"I'm driven towards curious worlds like that"
“It’s something I’ve been gravitating towards more and more,” says Nick Zinner, best known as the guitarist in New York band Yeah Yeah Yeahs. The gravitation he speaks of is towards making more music for film. It’s not an entirely new venture for Zinner – he composed his first score back in 2009 for the film White Lightnin’ – but it’s something he’s been spending more and more time on.
He’s recently composed the score for Knives and Skin, a mystical teen noir directed by Jennifer Reed that follows a young girl’s disappearance in the rural Midwest and its impact on the local community. The score is a considered yet immersive one to match the slow-build pace and tension of the film. Void of Zinner’s typical sinewy guitar work, it is instead full of enveloping soundscapes and layers of rich synthesiser.

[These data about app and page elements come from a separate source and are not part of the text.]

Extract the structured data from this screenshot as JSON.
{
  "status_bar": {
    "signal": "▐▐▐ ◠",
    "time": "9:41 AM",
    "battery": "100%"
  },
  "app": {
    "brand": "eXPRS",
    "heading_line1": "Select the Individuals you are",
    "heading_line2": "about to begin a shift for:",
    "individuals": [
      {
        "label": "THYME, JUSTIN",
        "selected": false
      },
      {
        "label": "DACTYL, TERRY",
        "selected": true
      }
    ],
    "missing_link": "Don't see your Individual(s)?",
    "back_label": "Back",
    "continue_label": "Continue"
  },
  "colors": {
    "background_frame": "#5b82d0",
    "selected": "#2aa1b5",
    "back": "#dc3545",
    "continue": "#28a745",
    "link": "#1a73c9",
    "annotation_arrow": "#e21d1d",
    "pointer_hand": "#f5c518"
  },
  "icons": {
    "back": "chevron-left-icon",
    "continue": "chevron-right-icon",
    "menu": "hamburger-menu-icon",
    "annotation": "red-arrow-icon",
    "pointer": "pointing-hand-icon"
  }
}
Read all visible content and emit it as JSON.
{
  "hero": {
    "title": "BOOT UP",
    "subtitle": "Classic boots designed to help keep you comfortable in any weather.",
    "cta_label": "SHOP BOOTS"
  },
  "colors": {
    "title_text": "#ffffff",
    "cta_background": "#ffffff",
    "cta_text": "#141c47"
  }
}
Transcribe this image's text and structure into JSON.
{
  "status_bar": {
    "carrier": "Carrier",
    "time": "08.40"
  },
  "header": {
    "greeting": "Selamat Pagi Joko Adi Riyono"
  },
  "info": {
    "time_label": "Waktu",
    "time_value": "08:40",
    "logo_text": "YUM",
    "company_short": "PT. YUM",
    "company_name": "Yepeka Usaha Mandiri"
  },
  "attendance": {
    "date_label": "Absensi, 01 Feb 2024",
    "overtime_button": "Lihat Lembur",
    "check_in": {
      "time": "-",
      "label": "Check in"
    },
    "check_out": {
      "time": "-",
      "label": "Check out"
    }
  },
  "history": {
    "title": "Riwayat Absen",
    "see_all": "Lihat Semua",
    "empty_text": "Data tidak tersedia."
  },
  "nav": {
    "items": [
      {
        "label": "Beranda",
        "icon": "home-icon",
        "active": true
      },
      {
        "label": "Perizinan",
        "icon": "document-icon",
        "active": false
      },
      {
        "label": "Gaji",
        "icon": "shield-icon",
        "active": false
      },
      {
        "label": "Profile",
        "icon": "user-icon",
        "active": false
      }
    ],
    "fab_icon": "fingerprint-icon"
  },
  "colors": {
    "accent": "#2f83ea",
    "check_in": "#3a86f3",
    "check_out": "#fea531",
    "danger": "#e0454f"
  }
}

Scoring films is something that has long been on his mind, going all the way back to childhood. “It’s something I’ve always wanted to do,” he says. “Even when I was a teenager it was a goal of mine to score films. I’d listen to soundtrack records like Twin Peaks and the score to the Krzysztof Kieślowski film The Double Life of Veronique. It sparked something in me.”
It also comes off the back of some of his pursuits outside of the world of Yeah Yeah Yeahs not entirely scratching his itches. “The more other projects that I would do and explore, the more it made me want to score films,” he says. “Like I was producing bands for a while and realising: this is not really making me very happy. But the one thing that kept coming back to me over and over was the desire to do a soundtrack – there still seems like there’s so much room to explore and that can be done in that world. There is a lot to learn and so lots of room to experiment. It’s very exciting to be a part of as I’m driven towards curious worlds like that.”
As someone who has had control over his band’s output for many years, I ask him if the transition to making music for other people’s vision has been tough. “I don’t see them as being that different actually. Above all I enjoy collaboration. With Yeah Yeah Yeahs the underlying principle at my end is just: will Karen like this? It has to be something that she is going to respond to – she’s not going to sing to something that doesn’t move her. The band comes from a place of back and forth collaboration – that’s where I like to be. I like getting feedback from someone else; I like working towards someone else’s vision.”
Zinner also seems to have tapped into a place in which his creative pursuits feel unbound in this world. “I was reading a piece with Clint Mansell a few years ago and he was talking about how he would just sequester himself away with the script until he found the sonic world of it,” he says. “I took that route with Knives and Skin and spent a few weeks in the studio with the script and came up with 40 or so two-minute sketches to see what Jennifer [Reed] would respond to. It’s a really exciting two-fold process because at my end it’s just pure exploration with your creations and innovations; an anything goes situation. It doesn’t even matter if the answer to something is no, it’s just about that moment of pure creation.”
There’s already more momentum to this pursuit too, with Zinner currently soundtracking a documentary on the OxyContin epidemic in America. “I would just like to keep doing more and more scores and have them be completely different from one another,” he says. “I really benefit from starting with a blank canvas to get into a new sonic world. Starting from scratch is the best way to be for me. With film scores, that’s where I am most comfortable. I’m happy to just see how things unfold.”
Nick Zinner picks five of his favourite film scores
Dir: Jim Jarmusch
Score by Neil Young
The first time I saw that film, I was like, ‘really, can you do this?’. It’s fucking amazing. It was this super mind-bending thing. The music fits so perfectly and it’s kind of like, fuck, why hasn’t anyone else done this? I can’t imagine that film with any other kind of score, it is just perfect. The thing with Jim Jarmusch’s films is that in principle it’s all so simple but it rides this wave across all kinds of different classifications, feelings and moods. It moves between all of these things so well – it’s a beautiful balancing act. I watch that film at least once every year or so. I saw it when it came out and I was in high school. I remember just sitting to watch it and thinking, ‘damn Neil Young is awesome.’ I don’t think it had actually occurred to me up until then. It was around this time I was also getting into Ennio Morricone, the Birthday Party and their guitar player Rowland S. Howard. There was a common thread between the guitar style of all those three for me. I probably hadn’t been exposed to that kind of guitar playing before; I was really into metal as a kid growing up. So that haunting, spare, slightly spaghetti western vibe, I don’t think I had ever heard anything like it.